Lines in the following data that contain the string "trend" are to be counted. Report only their number.

BEGIN Raw data

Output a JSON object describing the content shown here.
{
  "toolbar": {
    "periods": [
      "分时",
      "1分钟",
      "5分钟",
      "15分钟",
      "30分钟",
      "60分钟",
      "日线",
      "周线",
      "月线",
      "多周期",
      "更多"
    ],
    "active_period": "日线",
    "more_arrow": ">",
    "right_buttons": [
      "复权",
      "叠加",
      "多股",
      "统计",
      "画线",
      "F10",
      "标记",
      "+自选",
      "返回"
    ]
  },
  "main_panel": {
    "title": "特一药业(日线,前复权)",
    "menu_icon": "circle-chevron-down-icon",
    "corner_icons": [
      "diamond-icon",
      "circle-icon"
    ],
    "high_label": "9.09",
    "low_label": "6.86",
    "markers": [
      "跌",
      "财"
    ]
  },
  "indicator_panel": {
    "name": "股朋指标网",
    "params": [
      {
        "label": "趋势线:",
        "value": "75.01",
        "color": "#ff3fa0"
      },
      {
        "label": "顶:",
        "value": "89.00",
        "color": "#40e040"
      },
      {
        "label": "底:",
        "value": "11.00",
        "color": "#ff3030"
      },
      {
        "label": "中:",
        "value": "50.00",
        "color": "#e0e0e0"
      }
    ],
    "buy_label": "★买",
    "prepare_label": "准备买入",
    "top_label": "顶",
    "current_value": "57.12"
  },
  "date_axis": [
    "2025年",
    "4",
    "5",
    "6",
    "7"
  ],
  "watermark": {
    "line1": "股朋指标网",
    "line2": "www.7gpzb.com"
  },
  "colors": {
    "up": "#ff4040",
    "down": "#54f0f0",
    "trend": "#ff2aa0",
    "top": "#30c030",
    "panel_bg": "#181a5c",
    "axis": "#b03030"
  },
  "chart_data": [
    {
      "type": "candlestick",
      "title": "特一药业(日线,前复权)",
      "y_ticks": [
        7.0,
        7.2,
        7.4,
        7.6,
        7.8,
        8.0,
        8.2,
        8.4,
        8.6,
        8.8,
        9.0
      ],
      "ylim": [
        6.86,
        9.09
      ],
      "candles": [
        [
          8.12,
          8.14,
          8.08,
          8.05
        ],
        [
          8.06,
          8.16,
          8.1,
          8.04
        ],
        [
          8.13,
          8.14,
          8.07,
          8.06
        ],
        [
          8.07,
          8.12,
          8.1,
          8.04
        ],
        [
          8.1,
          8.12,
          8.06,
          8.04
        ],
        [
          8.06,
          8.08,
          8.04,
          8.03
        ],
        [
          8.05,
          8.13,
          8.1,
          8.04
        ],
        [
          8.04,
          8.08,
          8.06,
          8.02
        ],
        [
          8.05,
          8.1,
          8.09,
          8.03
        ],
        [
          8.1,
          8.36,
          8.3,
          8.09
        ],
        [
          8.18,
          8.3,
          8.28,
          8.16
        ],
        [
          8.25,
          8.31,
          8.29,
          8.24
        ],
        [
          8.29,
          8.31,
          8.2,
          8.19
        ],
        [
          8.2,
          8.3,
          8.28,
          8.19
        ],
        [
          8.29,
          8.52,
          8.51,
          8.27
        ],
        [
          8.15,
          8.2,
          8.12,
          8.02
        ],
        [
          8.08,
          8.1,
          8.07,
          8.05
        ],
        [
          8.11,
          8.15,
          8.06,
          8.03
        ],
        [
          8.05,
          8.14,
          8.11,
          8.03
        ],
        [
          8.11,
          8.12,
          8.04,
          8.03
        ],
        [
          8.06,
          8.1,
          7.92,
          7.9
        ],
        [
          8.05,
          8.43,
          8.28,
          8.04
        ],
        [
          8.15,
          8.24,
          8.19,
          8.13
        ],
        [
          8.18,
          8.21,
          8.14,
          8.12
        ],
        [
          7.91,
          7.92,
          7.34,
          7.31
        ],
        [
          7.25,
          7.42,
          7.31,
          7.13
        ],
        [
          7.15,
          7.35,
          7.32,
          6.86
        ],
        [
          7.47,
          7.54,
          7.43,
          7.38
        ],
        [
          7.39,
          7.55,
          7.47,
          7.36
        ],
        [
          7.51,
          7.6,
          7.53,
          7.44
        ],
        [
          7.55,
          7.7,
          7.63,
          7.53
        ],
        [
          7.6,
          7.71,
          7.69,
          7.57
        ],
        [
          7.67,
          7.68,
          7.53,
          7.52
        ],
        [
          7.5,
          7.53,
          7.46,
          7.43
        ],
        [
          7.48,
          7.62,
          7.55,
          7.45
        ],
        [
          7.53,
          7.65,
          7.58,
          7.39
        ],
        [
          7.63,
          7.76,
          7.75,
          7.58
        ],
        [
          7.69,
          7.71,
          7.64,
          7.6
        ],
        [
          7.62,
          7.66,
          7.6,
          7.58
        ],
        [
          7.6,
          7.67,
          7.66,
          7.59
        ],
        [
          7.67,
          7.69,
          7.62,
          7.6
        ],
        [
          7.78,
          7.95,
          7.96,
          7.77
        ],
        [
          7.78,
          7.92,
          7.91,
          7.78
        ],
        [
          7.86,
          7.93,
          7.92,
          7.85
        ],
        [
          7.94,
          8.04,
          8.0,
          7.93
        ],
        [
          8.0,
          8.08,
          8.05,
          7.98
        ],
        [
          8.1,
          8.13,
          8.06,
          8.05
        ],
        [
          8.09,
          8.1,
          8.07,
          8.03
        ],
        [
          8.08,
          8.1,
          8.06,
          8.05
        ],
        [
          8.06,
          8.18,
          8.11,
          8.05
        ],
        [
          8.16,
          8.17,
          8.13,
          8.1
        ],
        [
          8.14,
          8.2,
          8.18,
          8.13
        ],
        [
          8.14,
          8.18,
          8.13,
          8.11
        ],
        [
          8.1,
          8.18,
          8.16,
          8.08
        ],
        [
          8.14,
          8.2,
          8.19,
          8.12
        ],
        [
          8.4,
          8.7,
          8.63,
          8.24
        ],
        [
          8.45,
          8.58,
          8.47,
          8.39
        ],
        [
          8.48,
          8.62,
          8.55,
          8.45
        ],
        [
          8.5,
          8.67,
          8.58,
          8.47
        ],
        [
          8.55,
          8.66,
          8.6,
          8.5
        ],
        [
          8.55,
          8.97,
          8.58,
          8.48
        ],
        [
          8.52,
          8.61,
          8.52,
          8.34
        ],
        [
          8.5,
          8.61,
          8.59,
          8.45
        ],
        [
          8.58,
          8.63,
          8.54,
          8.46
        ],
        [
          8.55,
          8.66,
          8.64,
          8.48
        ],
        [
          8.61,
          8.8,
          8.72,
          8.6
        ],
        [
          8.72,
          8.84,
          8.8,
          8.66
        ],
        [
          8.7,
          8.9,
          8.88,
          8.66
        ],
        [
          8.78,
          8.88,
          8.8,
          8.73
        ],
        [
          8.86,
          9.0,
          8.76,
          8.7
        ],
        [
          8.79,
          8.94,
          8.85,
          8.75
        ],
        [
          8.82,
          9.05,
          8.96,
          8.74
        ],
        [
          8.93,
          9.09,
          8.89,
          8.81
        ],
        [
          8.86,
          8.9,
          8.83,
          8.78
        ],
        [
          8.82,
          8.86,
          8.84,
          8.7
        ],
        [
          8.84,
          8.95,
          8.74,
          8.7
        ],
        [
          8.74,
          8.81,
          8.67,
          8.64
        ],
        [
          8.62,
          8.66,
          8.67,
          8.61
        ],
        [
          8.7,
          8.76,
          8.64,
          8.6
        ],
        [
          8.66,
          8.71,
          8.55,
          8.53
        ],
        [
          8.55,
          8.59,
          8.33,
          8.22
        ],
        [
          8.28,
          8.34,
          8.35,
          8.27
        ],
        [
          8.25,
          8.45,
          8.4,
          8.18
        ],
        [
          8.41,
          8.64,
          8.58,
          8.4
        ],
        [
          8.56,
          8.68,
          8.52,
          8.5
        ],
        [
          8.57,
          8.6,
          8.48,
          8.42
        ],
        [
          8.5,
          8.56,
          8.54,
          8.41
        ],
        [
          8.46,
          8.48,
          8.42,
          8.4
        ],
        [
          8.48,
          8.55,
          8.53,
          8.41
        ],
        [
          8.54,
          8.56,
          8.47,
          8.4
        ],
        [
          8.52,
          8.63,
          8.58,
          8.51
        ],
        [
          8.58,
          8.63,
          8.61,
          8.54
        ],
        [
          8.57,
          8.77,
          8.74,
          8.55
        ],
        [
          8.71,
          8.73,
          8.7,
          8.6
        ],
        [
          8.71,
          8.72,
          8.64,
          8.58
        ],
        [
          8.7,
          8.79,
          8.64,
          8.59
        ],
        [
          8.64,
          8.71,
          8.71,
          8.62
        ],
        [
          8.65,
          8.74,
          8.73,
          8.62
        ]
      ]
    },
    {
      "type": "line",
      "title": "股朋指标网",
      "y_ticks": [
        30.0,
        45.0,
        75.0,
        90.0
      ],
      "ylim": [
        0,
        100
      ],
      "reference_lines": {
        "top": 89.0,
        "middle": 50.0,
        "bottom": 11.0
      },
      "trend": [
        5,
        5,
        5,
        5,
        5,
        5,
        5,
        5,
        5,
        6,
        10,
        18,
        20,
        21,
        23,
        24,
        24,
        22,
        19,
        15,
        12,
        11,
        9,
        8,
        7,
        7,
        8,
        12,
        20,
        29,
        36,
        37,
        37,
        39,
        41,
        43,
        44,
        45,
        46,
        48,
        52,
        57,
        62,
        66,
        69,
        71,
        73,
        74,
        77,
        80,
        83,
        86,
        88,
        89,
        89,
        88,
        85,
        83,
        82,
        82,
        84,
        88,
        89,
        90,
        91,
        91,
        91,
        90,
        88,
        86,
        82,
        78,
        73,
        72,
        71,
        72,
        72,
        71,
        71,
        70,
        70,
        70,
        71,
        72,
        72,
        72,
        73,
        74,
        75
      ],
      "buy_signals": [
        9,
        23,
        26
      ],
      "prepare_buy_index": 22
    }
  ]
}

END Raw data
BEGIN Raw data

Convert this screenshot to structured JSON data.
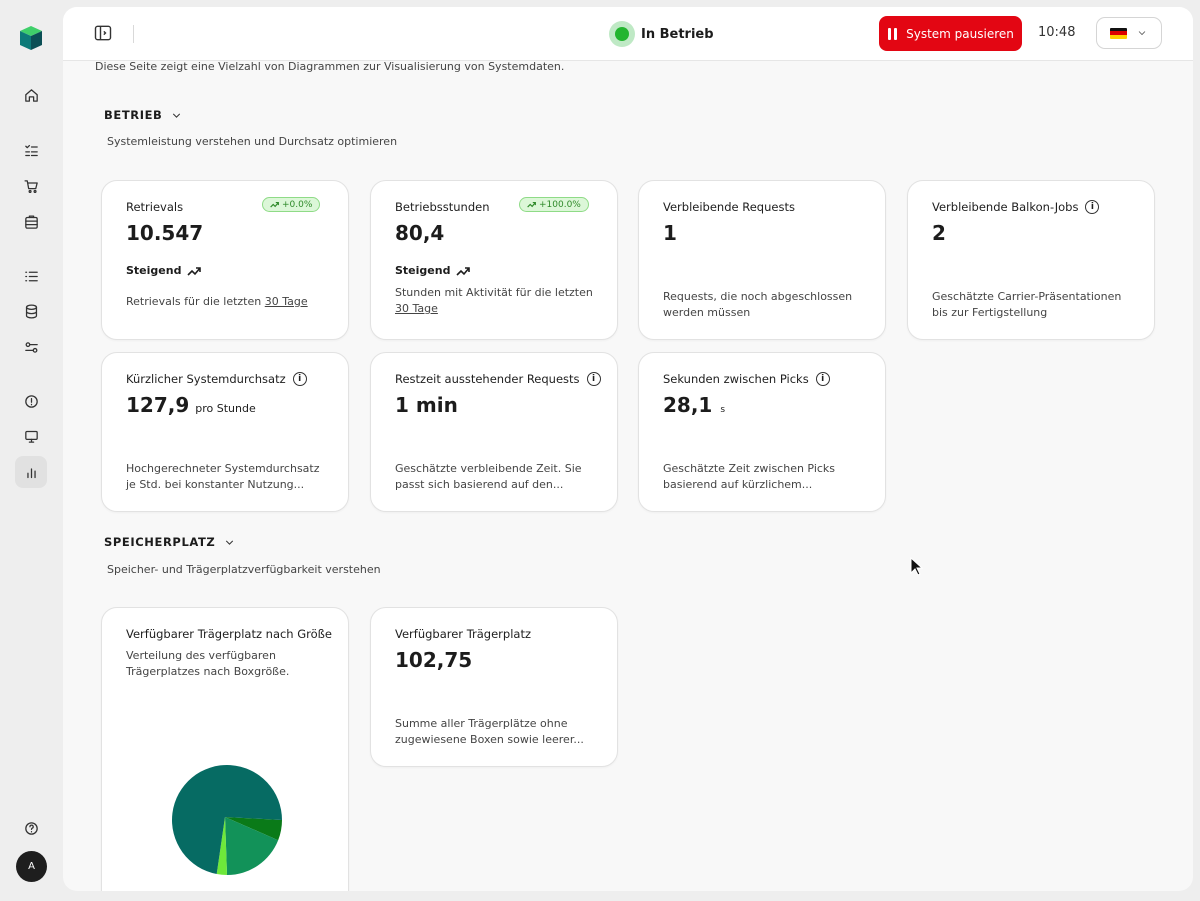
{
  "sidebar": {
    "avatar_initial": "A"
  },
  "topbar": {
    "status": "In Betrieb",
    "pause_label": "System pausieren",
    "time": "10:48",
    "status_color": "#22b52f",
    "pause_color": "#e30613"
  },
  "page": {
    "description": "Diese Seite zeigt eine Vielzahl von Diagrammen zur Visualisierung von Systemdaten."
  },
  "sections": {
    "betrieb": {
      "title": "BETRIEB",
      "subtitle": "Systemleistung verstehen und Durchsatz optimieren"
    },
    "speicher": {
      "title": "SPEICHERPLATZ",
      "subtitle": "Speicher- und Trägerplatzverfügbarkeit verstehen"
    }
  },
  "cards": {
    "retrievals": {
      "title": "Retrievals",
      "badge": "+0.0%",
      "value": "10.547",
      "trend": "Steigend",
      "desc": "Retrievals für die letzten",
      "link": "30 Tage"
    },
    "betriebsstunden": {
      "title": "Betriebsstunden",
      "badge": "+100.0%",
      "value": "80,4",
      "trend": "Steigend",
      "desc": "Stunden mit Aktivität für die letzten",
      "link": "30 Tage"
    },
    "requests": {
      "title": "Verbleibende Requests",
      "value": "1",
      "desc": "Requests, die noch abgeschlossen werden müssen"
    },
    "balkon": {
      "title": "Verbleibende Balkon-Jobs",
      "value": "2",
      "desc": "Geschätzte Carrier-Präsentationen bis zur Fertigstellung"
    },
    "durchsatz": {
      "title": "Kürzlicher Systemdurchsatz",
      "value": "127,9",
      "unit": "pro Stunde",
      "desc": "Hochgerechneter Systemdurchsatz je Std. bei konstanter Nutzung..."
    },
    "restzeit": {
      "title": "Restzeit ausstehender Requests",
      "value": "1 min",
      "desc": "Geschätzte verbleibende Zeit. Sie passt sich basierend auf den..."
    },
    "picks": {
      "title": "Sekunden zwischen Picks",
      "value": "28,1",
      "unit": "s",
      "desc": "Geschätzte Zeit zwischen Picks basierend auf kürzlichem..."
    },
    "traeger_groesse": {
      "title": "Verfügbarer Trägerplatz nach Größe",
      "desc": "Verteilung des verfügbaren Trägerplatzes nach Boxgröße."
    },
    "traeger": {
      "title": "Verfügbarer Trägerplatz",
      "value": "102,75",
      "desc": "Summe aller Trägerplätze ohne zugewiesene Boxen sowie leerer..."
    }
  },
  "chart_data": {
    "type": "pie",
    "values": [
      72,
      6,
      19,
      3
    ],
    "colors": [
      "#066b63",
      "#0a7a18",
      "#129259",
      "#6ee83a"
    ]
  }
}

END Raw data

▶ [Finished exercise]: 4